by Sheila Musaji
I recently read an article by Martin Marty (for whom I have the highest regard) entitled Jimmy Carter and the Elders and this article spurred me to do a little research. What I found out makes me very hopeful that this may be the beginning of something very important.
According to The Elders website: “The Elders are an independent group of eminent global leaders, brought together by Nelson Mandela, who offer their collective influence and experience to support peace building, help address major causes of human suffering and promote the shared interests of humanity.”
The Elders are: Kofi Annan, Ela Bhatt, Lakhdar Brahimi, Gro Brundtland, Fernando H Cardoso, Jimmy Carter, Graça Machel, Mary Robinson, Desmond Tutu, and Muhammad Yunus. Honorary Elders are: Nelson Mandela and Aung San Suu Kyi.
Also according to The Elders website:
The Elders story. The story of the Elders started in a conversation between the entrepreneur Richard Branson and the musician Peter Gabriel. The idea they discussed was a simple one. In an increasingly interdependent world – a global village – could a small, dedicated group of independent elders help to resolve global problems and ease human suffering?
For inspiration, they looked to traditional societies, where elders often help to share wisdom and resolve disputes within communities. They took their idea to Nelson Mandela, who agreed to support it. With the help of Graça Machel and Desmond Tutu, Mandela set about bringing the Elders together.
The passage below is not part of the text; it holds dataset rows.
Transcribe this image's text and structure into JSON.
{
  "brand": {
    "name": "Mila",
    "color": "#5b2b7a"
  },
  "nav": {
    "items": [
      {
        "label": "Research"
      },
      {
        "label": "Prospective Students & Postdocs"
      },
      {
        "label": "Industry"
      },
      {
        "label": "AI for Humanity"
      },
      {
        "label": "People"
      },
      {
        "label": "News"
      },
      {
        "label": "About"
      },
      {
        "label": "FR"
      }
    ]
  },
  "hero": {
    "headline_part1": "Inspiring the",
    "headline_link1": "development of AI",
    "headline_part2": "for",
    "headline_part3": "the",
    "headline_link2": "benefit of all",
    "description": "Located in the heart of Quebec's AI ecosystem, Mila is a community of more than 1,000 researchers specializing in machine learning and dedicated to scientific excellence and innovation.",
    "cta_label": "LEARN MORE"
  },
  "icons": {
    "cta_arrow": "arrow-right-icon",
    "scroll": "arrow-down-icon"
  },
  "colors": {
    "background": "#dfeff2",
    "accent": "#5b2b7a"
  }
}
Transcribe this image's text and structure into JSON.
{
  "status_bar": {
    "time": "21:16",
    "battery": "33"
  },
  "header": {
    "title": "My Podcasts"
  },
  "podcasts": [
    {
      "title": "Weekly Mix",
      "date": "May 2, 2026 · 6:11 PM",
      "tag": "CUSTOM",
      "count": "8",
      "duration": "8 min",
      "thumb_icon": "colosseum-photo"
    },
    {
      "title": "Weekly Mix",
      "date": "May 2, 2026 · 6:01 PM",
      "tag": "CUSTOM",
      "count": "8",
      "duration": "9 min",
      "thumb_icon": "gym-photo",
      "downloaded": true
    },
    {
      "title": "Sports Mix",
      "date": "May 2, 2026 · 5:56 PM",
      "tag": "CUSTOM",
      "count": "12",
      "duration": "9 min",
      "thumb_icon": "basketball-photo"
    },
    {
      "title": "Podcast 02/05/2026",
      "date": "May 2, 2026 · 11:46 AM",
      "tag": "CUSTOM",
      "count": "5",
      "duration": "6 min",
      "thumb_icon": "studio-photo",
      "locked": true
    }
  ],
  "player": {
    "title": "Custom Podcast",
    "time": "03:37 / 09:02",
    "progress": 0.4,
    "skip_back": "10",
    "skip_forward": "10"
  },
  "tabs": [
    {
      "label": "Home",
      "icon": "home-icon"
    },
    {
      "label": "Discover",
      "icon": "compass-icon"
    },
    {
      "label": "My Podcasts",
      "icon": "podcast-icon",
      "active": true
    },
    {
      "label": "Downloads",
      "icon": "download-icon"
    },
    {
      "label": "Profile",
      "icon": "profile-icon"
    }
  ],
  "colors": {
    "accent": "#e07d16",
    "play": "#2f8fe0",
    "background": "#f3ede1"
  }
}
Prospective members were invited to join on the basis of a distinct set of criteria. Firstly, and most importantly, they should be independent. They should have earned international trust, demonstrated integrity and built a reputation for inclusive, progressive leadership.
Mandela announced the formation of the Elders in July 2007, on the occasion of his 89th birthday, at a ceremony in Johannesburg. During the ceremony, he described the mission of the group:
“The Elders can speak freely and boldly, working both publicly and behind the scenes. They will reach out to those who most need their help. They will support courage where there is fear, foster agreement where there is conflict and inspire hope where there is despair.” Nelson Mandela.
How do they work?
The Elders amplify the voices of those who work hard to be heard, challenge injustice, stimulate dialogue and debate and help others to work for positive change in their societies.
The Elders do not hold public office and have no political or legislative power. Because they are not bound by the interests of any single nation, government or institution, they are free to speak boldly and with whomever they choose on any issue, and to take any action that they believe is right.
When undertaking initiatives, the Elders are committed to listening to the views of all groups and individuals – and especially women and young people. The Elders work both publicly and behind the scenes and at all levels - local, national and international - lending support and advice when invited, and sometimes when it is not.
Richard Branson forms a band of ‘Elders’ with Mandela, Carter, Tutu and others http://www.nytimes.com/2007/07/17/world/africa/17iht-17elders.6700498.html?_r=1
Carter and Elders agitate against religious gender discimination http://www.cathnews.com/article.aspx?aeid=15347
Carter and the Elders Challenge “Injustice Wherever We See It”, Jim Wall http://wallwritings.wordpress.com/2009/07/13/carter-and-the-elders-challenge-injustice-wherever-we-see-it/
Carter, Speaking Out Against Gender Discrimination, Gives “Elder Care” a New Meaning, Candace Chellew-Hodge
Elders in the news http://theelders.org/media/news
Meet the Elders’, Kate Snow http://abcnews.go.com/International/TenWays/story?id=3389067&page=1
What Do Jimmy Carter, Kofi Annan and Desmond Tutu Have in Common? http://www.usnews.com/blogs/erbe/2009/07/24/what-do-jimmy-carter-kofi-annan-and-desmond-tutu-have-in-common.html